╭──

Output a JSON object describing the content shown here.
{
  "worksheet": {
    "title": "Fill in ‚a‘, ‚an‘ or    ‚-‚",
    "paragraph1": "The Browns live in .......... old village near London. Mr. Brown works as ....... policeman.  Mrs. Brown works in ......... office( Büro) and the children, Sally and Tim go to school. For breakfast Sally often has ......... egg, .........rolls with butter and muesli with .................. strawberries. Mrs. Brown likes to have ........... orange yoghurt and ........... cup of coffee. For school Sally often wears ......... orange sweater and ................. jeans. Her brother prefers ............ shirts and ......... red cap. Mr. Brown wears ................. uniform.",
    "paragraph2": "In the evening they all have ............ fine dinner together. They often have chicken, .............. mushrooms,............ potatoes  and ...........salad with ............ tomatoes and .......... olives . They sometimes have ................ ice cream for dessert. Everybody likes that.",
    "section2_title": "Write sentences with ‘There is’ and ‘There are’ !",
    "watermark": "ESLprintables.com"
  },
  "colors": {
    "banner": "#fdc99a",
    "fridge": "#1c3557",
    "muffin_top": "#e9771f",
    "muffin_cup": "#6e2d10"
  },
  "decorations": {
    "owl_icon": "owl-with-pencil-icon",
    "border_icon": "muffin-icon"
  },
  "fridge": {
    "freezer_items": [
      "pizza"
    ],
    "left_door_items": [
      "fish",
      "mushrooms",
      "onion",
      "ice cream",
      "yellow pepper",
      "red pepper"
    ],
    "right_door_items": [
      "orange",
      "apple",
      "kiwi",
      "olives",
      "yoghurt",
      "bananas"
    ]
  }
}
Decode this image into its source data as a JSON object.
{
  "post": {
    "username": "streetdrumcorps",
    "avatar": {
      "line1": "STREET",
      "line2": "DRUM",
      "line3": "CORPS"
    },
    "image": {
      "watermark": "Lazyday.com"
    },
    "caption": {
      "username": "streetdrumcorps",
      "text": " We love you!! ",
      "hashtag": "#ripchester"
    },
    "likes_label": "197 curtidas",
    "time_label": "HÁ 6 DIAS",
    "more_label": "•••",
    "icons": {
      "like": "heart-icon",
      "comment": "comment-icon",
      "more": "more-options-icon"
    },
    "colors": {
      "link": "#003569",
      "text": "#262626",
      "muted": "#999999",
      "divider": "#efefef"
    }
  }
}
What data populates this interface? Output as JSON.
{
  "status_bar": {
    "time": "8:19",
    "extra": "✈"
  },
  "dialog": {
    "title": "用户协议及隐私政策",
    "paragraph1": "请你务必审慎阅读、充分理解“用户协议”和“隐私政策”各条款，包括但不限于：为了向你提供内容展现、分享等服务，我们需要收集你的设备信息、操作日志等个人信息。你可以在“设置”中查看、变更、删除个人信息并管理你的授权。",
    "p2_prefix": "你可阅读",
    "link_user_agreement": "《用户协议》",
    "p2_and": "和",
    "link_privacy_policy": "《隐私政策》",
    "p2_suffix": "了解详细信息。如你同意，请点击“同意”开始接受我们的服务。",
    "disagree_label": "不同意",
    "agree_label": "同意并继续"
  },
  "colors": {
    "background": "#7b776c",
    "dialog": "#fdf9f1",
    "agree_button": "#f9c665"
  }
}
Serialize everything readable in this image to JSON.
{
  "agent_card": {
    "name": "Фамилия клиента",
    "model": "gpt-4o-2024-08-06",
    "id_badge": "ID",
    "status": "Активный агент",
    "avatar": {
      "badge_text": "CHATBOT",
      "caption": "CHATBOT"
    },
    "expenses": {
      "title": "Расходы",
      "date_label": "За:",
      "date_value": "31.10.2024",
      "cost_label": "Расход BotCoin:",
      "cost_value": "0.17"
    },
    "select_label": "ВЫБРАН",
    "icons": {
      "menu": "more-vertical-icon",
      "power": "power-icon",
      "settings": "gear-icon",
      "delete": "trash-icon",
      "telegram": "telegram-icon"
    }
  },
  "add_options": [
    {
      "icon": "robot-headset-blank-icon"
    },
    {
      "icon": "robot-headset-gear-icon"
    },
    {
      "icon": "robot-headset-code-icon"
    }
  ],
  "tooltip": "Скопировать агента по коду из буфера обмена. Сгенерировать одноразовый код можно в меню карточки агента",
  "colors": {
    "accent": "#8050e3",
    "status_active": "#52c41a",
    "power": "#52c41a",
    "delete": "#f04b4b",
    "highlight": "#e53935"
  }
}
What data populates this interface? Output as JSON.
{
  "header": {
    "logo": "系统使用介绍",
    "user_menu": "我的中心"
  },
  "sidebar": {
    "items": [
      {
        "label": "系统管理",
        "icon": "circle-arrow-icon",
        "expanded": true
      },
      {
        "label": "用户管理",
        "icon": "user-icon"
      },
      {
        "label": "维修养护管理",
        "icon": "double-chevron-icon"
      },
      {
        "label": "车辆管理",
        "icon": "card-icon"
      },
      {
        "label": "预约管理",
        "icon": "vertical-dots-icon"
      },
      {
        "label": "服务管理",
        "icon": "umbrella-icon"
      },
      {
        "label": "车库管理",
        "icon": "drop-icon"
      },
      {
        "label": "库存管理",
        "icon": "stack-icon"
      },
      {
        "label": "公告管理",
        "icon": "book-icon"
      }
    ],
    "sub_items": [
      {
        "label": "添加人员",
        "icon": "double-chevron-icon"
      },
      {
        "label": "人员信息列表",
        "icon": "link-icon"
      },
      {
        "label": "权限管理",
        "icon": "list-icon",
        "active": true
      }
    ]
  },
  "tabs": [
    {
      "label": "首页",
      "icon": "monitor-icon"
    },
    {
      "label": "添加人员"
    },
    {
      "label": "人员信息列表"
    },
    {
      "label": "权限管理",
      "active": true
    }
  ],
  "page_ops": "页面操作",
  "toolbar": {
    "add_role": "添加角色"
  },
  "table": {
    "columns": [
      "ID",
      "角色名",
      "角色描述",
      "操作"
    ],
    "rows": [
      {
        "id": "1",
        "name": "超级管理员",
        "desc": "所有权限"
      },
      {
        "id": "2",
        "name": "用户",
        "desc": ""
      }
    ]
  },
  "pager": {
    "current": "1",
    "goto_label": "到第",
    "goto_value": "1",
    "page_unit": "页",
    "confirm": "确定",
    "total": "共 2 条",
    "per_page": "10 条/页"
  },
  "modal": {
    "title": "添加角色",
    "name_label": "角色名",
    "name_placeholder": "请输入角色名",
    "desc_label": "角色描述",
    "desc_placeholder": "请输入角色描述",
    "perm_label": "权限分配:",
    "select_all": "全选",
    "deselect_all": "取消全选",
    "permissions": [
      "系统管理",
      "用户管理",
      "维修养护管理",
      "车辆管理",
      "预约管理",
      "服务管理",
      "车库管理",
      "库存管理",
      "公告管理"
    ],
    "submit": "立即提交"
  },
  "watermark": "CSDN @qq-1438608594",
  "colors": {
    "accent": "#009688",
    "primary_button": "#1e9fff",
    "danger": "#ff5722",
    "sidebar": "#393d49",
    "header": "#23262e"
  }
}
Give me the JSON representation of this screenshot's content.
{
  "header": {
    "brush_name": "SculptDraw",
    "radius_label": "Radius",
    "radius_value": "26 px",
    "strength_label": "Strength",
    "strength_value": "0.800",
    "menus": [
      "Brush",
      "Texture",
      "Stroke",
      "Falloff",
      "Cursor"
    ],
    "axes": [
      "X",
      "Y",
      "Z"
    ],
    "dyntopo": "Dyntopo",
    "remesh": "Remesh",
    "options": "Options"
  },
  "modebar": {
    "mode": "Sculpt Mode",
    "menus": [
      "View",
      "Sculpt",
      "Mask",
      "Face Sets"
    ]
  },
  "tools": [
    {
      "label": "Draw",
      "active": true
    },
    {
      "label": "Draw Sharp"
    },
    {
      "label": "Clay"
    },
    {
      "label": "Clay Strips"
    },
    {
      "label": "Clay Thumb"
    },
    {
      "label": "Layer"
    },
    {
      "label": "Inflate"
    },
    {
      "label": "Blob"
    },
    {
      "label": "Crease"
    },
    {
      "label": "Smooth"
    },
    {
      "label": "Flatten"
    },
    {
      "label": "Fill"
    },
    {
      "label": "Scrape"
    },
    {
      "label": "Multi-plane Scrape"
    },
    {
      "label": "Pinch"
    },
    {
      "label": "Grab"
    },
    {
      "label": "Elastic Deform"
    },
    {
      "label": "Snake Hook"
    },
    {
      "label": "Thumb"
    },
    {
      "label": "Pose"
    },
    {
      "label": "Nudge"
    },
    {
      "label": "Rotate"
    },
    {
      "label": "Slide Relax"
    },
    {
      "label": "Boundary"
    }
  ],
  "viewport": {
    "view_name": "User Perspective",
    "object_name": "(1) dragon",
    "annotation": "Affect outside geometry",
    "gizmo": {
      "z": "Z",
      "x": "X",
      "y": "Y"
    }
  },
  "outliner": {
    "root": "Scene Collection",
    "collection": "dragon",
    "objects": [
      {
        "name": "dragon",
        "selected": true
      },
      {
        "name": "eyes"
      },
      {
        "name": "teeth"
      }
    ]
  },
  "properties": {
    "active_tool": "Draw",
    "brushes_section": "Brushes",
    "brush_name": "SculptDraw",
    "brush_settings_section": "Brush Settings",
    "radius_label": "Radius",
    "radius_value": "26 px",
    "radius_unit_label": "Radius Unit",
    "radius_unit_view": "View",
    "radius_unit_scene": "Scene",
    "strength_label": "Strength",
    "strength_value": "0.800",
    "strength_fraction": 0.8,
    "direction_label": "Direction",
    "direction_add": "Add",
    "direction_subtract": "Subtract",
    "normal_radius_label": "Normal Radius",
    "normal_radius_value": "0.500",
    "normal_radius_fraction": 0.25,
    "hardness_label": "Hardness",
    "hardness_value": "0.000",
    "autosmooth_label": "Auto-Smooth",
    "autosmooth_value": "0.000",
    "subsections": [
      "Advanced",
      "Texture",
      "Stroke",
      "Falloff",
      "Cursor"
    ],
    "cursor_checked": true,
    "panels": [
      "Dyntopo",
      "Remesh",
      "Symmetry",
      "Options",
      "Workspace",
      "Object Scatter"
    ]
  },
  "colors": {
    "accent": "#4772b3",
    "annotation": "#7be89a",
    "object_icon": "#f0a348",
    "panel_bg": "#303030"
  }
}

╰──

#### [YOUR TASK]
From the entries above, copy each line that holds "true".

#### [TASK SOLUTION]
        "expanded": true
        "active": true
      "active": true
      "active": true
        "selected": true
    "cursor_checked": true,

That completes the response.